she came here.
She also took a major role in establishing an
art gallery at La Cigale, where the works of
11 artists are now on display. And she was instrumental in the launch
of Mt. Gretna's First Fridays, a summertime and fall cavalcade of
exhibitions at six small galleries in a town of 1,500 -- a remarkable
monthly series that, along with wine, cheese and conversations about
art, brought greater exposure among residents and visitors alike to the
talents, tastes and sensibilities of Mt. Gretna-area artists and
Born in New Jersey, she and Gregg Afflerbach were married in 1991. Together, they
built a life of adventure, travel and companionship that fulfilled them
through the next 22 years, until the recent discovery of an illness
that would quickly prove fatal.
There are no prescribed measures for how best
to die. Yet surely if there were, at the top of any list would be to
die in the arms of a loved one.
died in Gregg's arms early on the morning of January 6. In a note
dispatched just hours later to friends who had supported them
throughout their ordeal, he wrote, "She lived her last days as she

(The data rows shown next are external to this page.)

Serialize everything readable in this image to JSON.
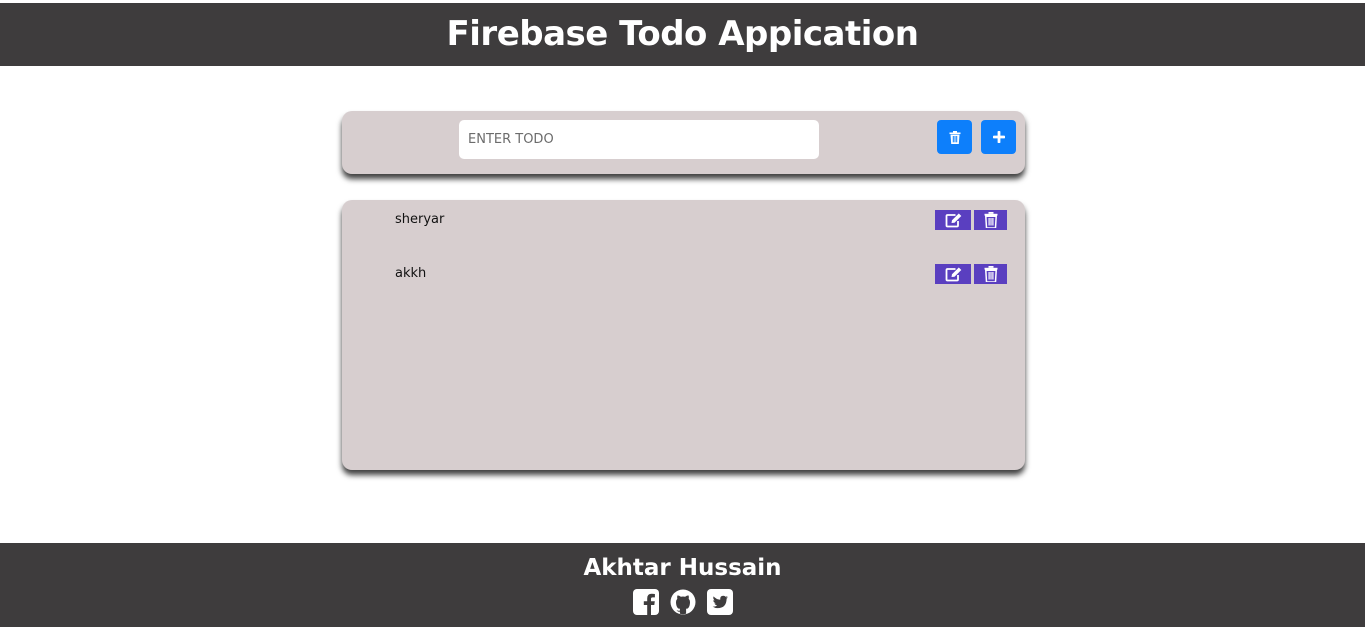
{
  "header": {
    "title": "Firebase Todo Appication"
  },
  "input_card": {
    "placeholder": "ENTER TODO",
    "value": "",
    "delete_all_icon": "trash-icon",
    "add_icon": "plus-icon"
  },
  "todos": [
    {
      "text": "sheryar",
      "edit_icon": "edit-icon",
      "delete_icon": "trash-icon"
    },
    {
      "text": "akkh",
      "edit_icon": "edit-icon",
      "delete_icon": "trash-icon"
    }
  ],
  "footer": {
    "name": "Akhtar Hussain",
    "socials": [
      "facebook-icon",
      "github-icon",
      "twitter-icon"
    ]
  },
  "colors": {
    "header_bg": "#3e3c3d",
    "card_bg": "#d7cecf",
    "primary_button": "#0d7ffb",
    "action_button": "#5a3fc0"
  }
}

had lived her life, with dignity, class and a deep concern for
Later, in an official obituary that appears online, he added, "Susie touched many hearts
and souls with her musical and artistic talents, generous and
compassionate spirit and kind soul. Her first and foremost love was for
all creatures great and small."
A celebration of her life will be held today
(Saturday, Feb. 1, 2014) at the Timbers Restaurant at noon. A
fundraiser in her honor, benefiting the Lebanon Humane Society, is
planned in May.